> [Aim of the task] Each line in the entries below that contains the word "this" counts once. Report how many there are and nothing more.

> [Data for the task]
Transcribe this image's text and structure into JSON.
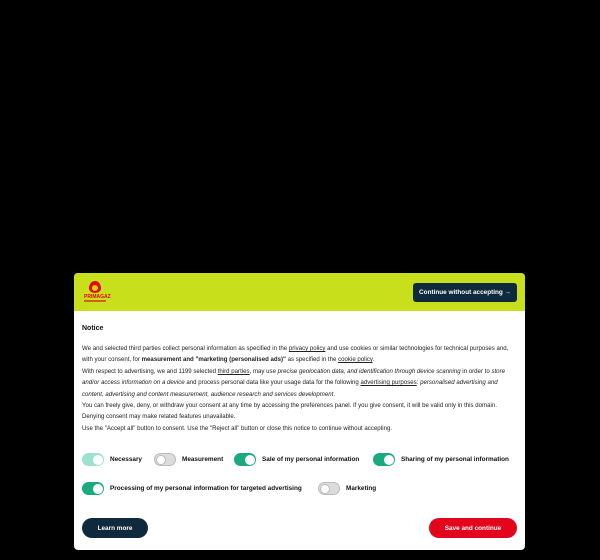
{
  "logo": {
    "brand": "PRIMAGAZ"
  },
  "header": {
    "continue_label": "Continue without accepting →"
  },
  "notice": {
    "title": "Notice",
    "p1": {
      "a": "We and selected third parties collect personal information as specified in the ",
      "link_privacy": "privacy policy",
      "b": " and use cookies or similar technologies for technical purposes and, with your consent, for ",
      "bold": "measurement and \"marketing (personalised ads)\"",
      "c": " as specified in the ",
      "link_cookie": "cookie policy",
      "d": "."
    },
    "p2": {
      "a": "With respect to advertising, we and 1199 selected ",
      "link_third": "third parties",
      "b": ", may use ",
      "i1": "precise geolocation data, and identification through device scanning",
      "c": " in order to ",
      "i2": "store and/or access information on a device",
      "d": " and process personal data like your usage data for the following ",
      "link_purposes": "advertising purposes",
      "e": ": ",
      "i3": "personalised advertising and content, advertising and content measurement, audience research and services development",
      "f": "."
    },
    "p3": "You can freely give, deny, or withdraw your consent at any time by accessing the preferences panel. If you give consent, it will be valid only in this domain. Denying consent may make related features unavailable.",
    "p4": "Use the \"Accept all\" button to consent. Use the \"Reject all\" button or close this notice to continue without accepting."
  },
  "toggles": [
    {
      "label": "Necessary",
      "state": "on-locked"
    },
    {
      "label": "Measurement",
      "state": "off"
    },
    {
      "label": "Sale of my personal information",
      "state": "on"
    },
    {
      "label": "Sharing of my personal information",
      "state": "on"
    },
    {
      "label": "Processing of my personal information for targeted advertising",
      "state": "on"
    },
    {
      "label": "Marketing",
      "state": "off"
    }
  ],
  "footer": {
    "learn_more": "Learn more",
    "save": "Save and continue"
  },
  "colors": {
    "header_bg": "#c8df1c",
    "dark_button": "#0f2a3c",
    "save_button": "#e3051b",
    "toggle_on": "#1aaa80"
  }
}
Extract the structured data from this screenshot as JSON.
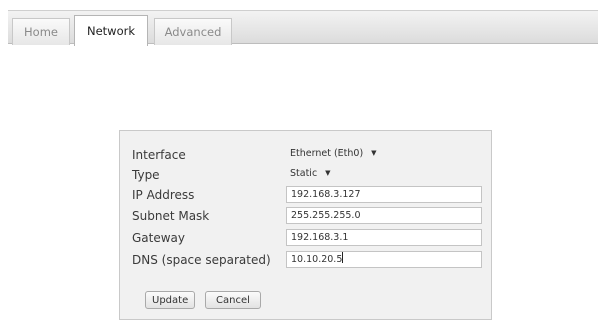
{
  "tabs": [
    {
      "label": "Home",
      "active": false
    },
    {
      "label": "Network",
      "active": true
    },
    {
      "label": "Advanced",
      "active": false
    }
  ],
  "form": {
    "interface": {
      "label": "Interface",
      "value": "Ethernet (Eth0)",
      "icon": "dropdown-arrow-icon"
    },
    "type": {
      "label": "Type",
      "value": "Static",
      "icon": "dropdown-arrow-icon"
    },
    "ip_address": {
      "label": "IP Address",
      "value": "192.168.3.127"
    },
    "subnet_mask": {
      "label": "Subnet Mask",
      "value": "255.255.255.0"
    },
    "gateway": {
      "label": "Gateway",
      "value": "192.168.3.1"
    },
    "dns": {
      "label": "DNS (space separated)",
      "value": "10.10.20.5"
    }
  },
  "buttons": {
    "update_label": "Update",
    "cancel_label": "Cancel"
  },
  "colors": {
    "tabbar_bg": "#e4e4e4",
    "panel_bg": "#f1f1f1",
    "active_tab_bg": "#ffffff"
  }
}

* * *

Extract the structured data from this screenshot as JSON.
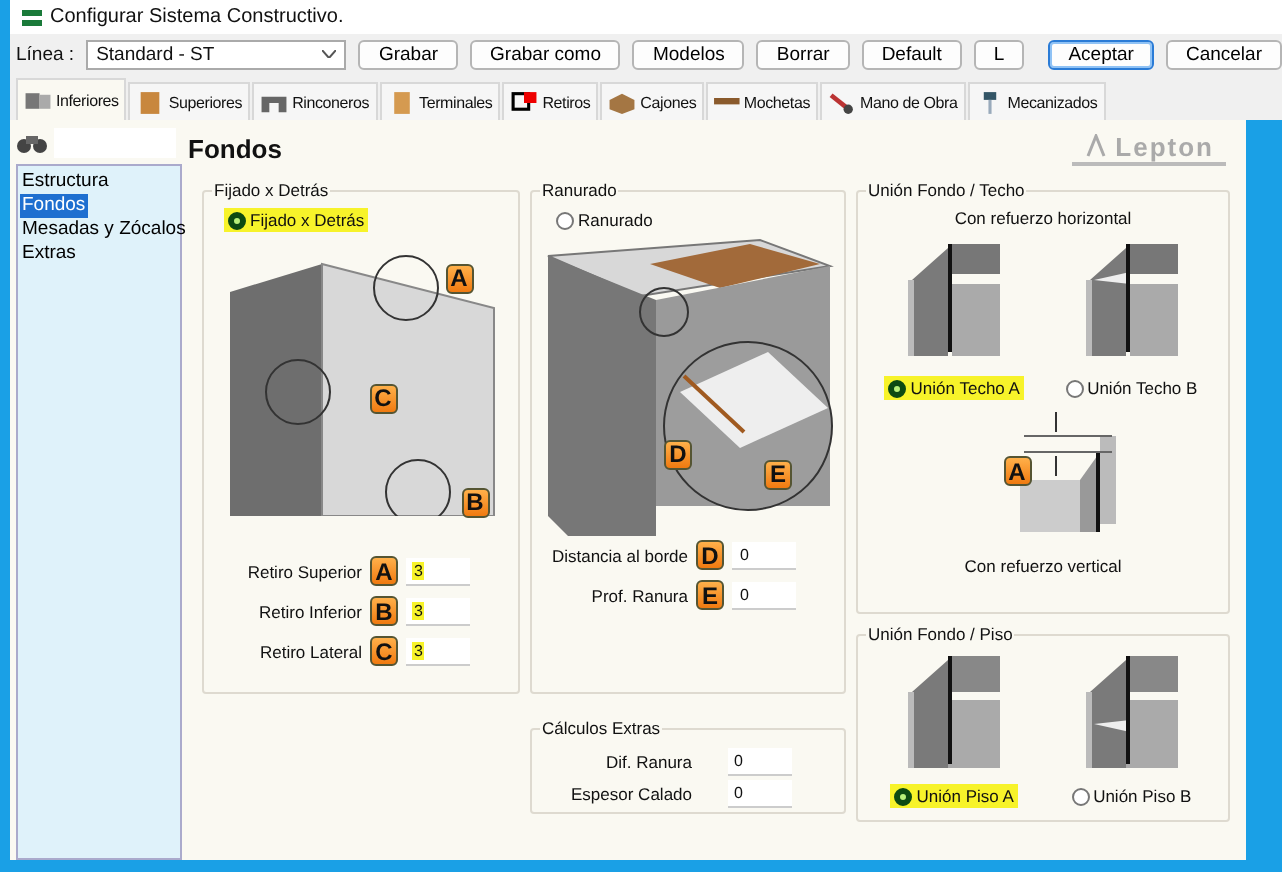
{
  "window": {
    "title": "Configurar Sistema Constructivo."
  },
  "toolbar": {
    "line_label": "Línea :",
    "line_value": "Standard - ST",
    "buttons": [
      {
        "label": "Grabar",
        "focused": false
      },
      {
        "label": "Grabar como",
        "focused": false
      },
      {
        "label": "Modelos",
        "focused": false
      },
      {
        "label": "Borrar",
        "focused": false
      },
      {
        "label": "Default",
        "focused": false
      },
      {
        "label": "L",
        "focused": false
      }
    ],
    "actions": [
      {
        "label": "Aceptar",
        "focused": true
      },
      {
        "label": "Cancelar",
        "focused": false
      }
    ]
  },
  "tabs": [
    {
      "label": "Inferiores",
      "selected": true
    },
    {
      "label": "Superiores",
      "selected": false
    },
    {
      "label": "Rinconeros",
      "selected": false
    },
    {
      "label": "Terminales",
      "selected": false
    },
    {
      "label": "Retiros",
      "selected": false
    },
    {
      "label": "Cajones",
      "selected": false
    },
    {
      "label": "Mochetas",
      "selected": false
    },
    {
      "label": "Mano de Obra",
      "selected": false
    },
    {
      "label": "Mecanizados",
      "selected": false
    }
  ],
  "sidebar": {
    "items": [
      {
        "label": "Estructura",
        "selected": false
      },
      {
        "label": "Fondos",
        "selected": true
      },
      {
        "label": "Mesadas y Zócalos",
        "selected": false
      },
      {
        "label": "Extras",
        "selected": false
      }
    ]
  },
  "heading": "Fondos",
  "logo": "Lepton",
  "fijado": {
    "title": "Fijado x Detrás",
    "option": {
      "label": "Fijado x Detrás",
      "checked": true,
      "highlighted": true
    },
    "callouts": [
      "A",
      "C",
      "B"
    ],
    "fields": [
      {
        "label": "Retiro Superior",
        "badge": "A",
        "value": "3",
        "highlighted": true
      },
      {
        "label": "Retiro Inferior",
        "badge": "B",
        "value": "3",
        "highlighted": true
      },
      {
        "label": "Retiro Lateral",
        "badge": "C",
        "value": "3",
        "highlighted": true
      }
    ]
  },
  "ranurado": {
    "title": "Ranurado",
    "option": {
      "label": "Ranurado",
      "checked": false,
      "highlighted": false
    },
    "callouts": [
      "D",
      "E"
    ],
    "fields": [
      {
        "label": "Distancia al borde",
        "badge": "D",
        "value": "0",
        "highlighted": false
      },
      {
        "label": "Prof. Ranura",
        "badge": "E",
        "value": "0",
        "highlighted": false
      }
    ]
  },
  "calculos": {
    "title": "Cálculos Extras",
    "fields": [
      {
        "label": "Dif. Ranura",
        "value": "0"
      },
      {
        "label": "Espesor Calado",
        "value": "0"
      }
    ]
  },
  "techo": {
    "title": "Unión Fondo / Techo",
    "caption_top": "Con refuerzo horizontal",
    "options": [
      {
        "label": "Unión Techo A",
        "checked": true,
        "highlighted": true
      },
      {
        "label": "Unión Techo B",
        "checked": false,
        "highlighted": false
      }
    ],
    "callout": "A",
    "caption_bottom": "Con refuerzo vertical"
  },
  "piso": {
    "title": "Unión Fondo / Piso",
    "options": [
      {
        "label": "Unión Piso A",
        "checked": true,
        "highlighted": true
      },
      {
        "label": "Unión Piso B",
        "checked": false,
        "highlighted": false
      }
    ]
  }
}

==

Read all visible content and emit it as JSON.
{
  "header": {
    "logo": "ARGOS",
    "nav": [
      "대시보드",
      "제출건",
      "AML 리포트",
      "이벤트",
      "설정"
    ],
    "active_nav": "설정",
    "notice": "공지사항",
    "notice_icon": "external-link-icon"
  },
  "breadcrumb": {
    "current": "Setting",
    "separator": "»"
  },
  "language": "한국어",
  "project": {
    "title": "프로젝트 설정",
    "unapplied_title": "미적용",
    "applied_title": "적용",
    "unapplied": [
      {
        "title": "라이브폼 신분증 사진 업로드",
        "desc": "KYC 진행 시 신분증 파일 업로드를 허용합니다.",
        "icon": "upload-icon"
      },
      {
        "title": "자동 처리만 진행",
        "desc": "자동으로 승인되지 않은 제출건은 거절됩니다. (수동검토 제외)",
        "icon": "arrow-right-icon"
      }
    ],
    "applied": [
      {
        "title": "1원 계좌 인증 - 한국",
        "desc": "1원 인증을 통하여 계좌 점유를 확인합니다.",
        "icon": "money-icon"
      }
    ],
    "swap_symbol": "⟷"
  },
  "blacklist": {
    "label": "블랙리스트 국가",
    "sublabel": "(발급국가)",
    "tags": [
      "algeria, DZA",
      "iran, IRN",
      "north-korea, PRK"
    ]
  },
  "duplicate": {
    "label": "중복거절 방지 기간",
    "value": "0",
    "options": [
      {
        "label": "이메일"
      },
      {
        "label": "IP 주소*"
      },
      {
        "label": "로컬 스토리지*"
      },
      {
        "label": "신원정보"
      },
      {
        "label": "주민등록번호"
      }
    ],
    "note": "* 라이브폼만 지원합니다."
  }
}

> [Output below] 5